Guest opinion: Stop the madness. Educational accountability rests with families

Oak Norton

All government agencies are accountable to the legislature that budgets them tax money and ultimately to the people who pay the taxes to run them.

Of all governmentally funded entities, which of them is given the least realistic goals? In fact, which of these entities are given any goals whatsoever? All have expectations of them to perform their function within their budget, but only public education is told to multiply their talents five-fold while standing on one leg and having children jump through a flaming hoop. The problem with public education isn’t funding though, it’s the burdens placed upon it by those who seek greater outcomes and accountability as if it was possible to use business principles to double productivity.

In the opinion piece “Don’t ditch letter grades for schools – but provide more detail” by Christine Cooke and Tom Greene, I feel the authors get some things right, but are missing the mark on where accountability should be centered.  I disagree that those measures should be academic performance increases. The phrase “more blood from a turnip” comes to mind when I think of making teachers and children perform higher each year than the previous one as if they were Olympic athletes and the legislature and state board were their trainers just trying to squeeze every last ounce of performance out of them. Did anyone ask the 8 year-olds if they wanted to be Olympians?

Our teachers…I feel for them. Every accountability measure puts new burdens on them. Track this, track that. I suppose they are the trainers and the legislature and state board are really the Olympic committee pressuring them to make sure our nation wins.

What performs well under pressure? Rocks. Our children aren’t rocks. They aren’t iron for smelting or clay for shaping. They’ve got minds of their own and in spite of the best governmental efforts, no program ever developed from Goals 2000, NCLB, ESSA, to Common Core with intense assessments and tracking, have shown ANY improvement in education. Doing the same failing thing over and over is the definition of insanity, right?

Why don’t we have accountability set by those who PAY the taxes instead of those who COLLECT the taxes? Why don’t we gear accountability at a school toward the CUSTOMERS of that school instead of the BROKERS?

Why can’t we allow for parents to sit down with their children’s teachers, help them understand their goals and desires, strengths and interests, and open up the door to freedom in education such that children have personal time every day to develop who they are and want to become? Why can’t benchmarks be measured by the student and parents observing them advancing at their own pace in ways they choose.

The one thing public schools are guaranteed to teach is an unwritten lesson in compulsion. There is no social contract or exchange for students. They are told who, what, where, and when to learn, but rarely how or why so they have little context for what they are forced to learn. They absorb the message that it’s OK for someone else to force you into doing what they value, but not till you’re an adult can you make those decisions for yourself. Is it any wonder that college students feel unsure of what they want to do with their lives? Up to that point they’ve been told everything they should do and suddenly they hold the reins of their destiny and it’s their first solo ride. They need experience with freedom from an early age or they’ll ultimately continue looking for someone to tell them what to do.
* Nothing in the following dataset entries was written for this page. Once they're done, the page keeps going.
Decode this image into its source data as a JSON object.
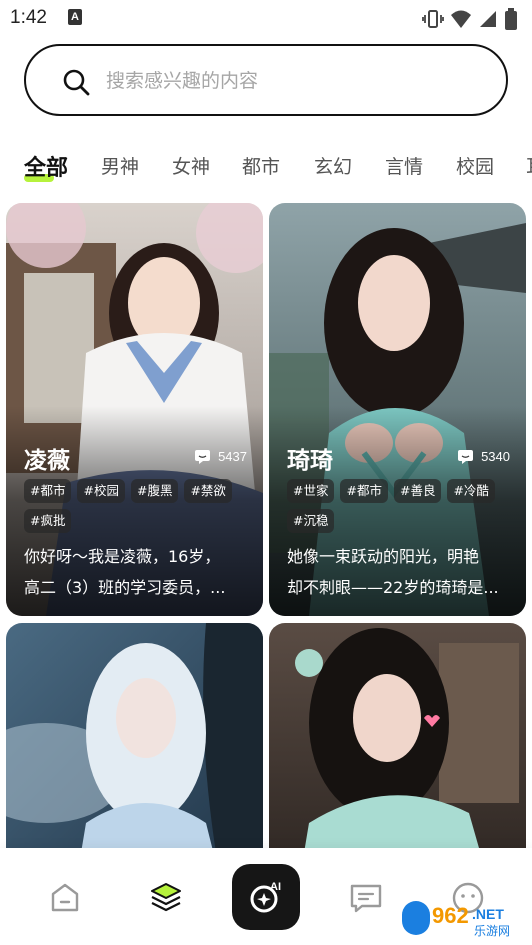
{
  "status_bar": {
    "time": "1:42",
    "app_icon_letter": "A",
    "icons": [
      "vibrate-icon",
      "wifi-icon",
      "signal-icon",
      "battery-icon"
    ]
  },
  "search": {
    "placeholder": "搜索感兴趣的内容"
  },
  "tabs": [
    {
      "label": "全部",
      "active": true
    },
    {
      "label": "男神"
    },
    {
      "label": "女神"
    },
    {
      "label": "都市"
    },
    {
      "label": "玄幻"
    },
    {
      "label": "言情"
    },
    {
      "label": "校园"
    },
    {
      "label": "耳"
    }
  ],
  "cards": [
    {
      "name": "凌薇",
      "count": "5437",
      "tags": [
        "#都市",
        "#校园",
        "#腹黑",
        "#禁欲",
        "#疯批"
      ],
      "desc_line1": "你好呀～我是凌薇，16岁，",
      "desc_line2": "高二（3）班的学习委员，..."
    },
    {
      "name": "琦琦",
      "count": "5340",
      "tags": [
        "#世家",
        "#都市",
        "#善良",
        "#冷酷",
        "#沉稳"
      ],
      "desc_line1": "她像一束跃动的阳光，明艳",
      "desc_line2": "却不刺眼——22岁的琦琦是..."
    }
  ],
  "bottom_nav": {
    "items": [
      "home-icon",
      "discover-layers-icon",
      "ai-create-icon",
      "message-icon",
      "profile-icon"
    ],
    "active_index": 1,
    "accent": "#b6f23c",
    "ai_label": "AI"
  },
  "watermark": {
    "brand": "962",
    "suffix": ".NET",
    "caption": "乐游网"
  }
}
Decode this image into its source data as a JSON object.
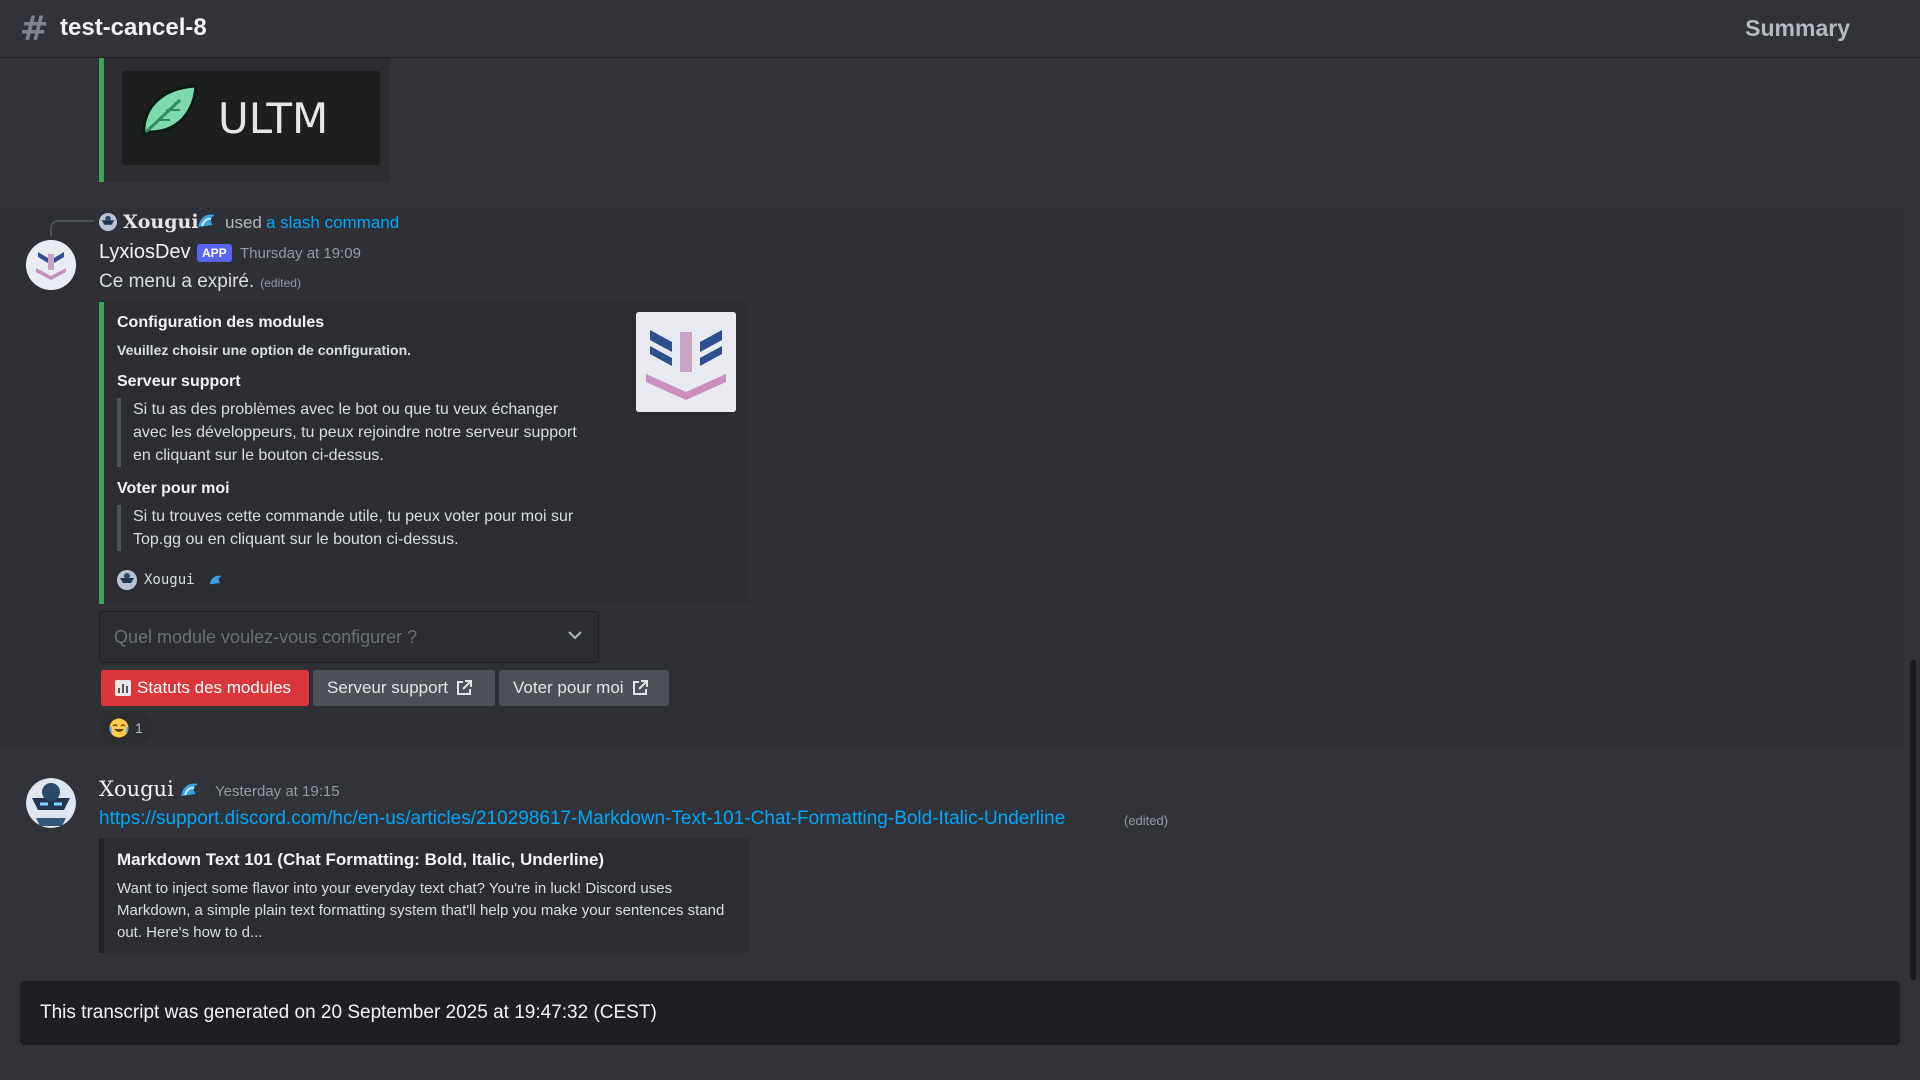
{
  "header": {
    "channel_name": "test-cancel-8",
    "summary_label": "Summary"
  },
  "top_embed": {
    "image_text": "ULTM",
    "accent_color": "#3ba55c"
  },
  "reply": {
    "user": "Xougui",
    "used_text": "used",
    "command_link": "a slash command"
  },
  "message1": {
    "author": "LyxiosDev",
    "badge": "APP",
    "timestamp": "Thursday at 19:09",
    "content": "Ce menu a expiré.",
    "edited": "(edited)",
    "embed": {
      "title": "Configuration des modules",
      "description": "Veuillez choisir une option de configuration.",
      "fields": [
        {
          "name": "Serveur support",
          "lines": [
            "Si tu as des problèmes avec le bot ou que tu veux échanger",
            "avec les développeurs, tu peux rejoindre notre serveur support",
            "en cliquant sur le bouton ci-dessus."
          ]
        },
        {
          "name": "Voter pour moi",
          "lines": [
            "Si tu trouves cette commande utile, tu peux voter pour moi sur",
            "Top.gg ou en cliquant sur le bouton ci-dessus."
          ]
        }
      ],
      "footer": "Xougui"
    },
    "select_placeholder": "Quel module voulez-vous configurer ?",
    "buttons": [
      {
        "label": "Statuts des modules",
        "icon": "bar-chart-icon",
        "color": "#da373c"
      },
      {
        "label": "Serveur support",
        "icon": "external-link-icon",
        "color": "#4e5058"
      },
      {
        "label": "Voter pour moi",
        "icon": "external-link-icon",
        "color": "#4e5058"
      }
    ],
    "reaction": {
      "emoji": "joy-emoji",
      "count": "1"
    }
  },
  "message2": {
    "author": "Xougui",
    "timestamp": "Yesterday at 19:15",
    "link": "https://support.discord.com/hc/en-us/articles/210298617-Markdown-Text-101-Chat-Formatting-Bold-Italic-Underline",
    "edited": "(edited)",
    "embed": {
      "title": "Markdown Text 101 (Chat Formatting: Bold, Italic, Underline)",
      "description": "Want to inject some flavor into your everyday text chat? You're in luck! Discord uses Markdown, a simple plain text formatting system that'll help you make your sentences stand out. Here's how to d..."
    }
  },
  "footer": {
    "text": "This transcript was generated on 20 September 2025 at 19:47:32 (CEST)"
  }
}
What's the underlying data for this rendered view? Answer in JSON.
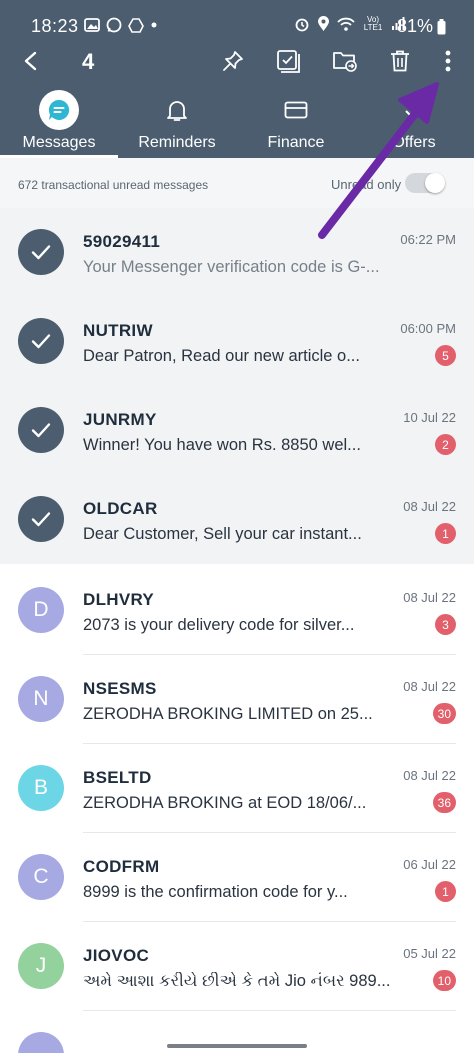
{
  "status_bar": {
    "time": "18:23",
    "network": "Vo) LTE1",
    "battery": "81%"
  },
  "toolbar": {
    "selected_count": "4",
    "icons": [
      "back-arrow-icon",
      "pin-icon",
      "select-all-icon",
      "move-folder-icon",
      "delete-icon",
      "more-options-icon"
    ]
  },
  "tabs": [
    {
      "label": "Messages",
      "icon": "chat-bubble-icon",
      "active": true
    },
    {
      "label": "Reminders",
      "icon": "bell-icon",
      "active": false
    },
    {
      "label": "Finance",
      "icon": "card-icon",
      "active": false
    },
    {
      "label": "Offers",
      "icon": "check-icon",
      "active": false
    }
  ],
  "summary": {
    "text": "672 transactional unread messages",
    "unread_only_label": "Unread only",
    "unread_only_on": false
  },
  "colors": {
    "header": "#4b5d6e",
    "badge": "#e2606b",
    "selected_avatar": "#4b5d6e",
    "annotation_arrow": "#6a2aa6"
  },
  "messages": [
    {
      "sender": "59029411",
      "preview": "Your Messenger verification code is G-...",
      "time": "06:22 PM",
      "selected": true,
      "read": true,
      "badge": "",
      "initial": "",
      "color": "#4b5d6e"
    },
    {
      "sender": "NUTRIW",
      "preview": "Dear Patron, Read our new article o...",
      "time": "06:00 PM",
      "selected": true,
      "read": false,
      "badge": "5",
      "initial": "",
      "color": "#4b5d6e"
    },
    {
      "sender": "JUNRMY",
      "preview": "Winner! You have won Rs. 8850 wel...",
      "time": "10 Jul 22",
      "selected": true,
      "read": false,
      "badge": "2",
      "initial": "",
      "color": "#4b5d6e"
    },
    {
      "sender": "OLDCAR",
      "preview": "Dear Customer, Sell your car instant...",
      "time": "08 Jul 22",
      "selected": true,
      "read": false,
      "badge": "1",
      "initial": "",
      "color": "#4b5d6e"
    },
    {
      "sender": "DLHVRY",
      "preview": "2073 is your delivery code for silver...",
      "time": "08 Jul 22",
      "selected": false,
      "read": false,
      "badge": "3",
      "initial": "D",
      "color": "#a7a9e3"
    },
    {
      "sender": "NSESMS",
      "preview": "ZERODHA BROKING LIMITED on 25...",
      "time": "08 Jul 22",
      "selected": false,
      "read": false,
      "badge": "30",
      "initial": "N",
      "color": "#a7a9e3"
    },
    {
      "sender": "BSELTD",
      "preview": "ZERODHA BROKING at EOD 18/06/...",
      "time": "08 Jul 22",
      "selected": false,
      "read": false,
      "badge": "36",
      "initial": "B",
      "color": "#6dd6e6"
    },
    {
      "sender": "CODFRM",
      "preview": "8999 is the confirmation code for y...",
      "time": "06 Jul 22",
      "selected": false,
      "read": false,
      "badge": "1",
      "initial": "C",
      "color": "#a7a9e3"
    },
    {
      "sender": "JIOVOC",
      "preview": "અમે આશા કરીયે છીએ કે તમે Jio નંબર 989...",
      "time": "05 Jul 22",
      "selected": false,
      "read": false,
      "badge": "10",
      "initial": "J",
      "color": "#93d19d"
    }
  ]
}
Let’s release the pressure cooker valve and let some cool air into the pot by testing freedom in our schools. I think we’ll find that teachers and students perform better when they aren’t under such insane pressure to bureaucrats who AREN’T their primary concern. We don’t need stronger accountability measures for the public. We need accountability to rest with families whose children attend the schools and who are good judges of what the growth of their children should be. It works for homeschoolers. Why wouldn’t it work for professional teachers?

Oak Norton lives in Highland and is the Director of Agency-Based Education, a non-profit organization promoting educational freedom and options for families.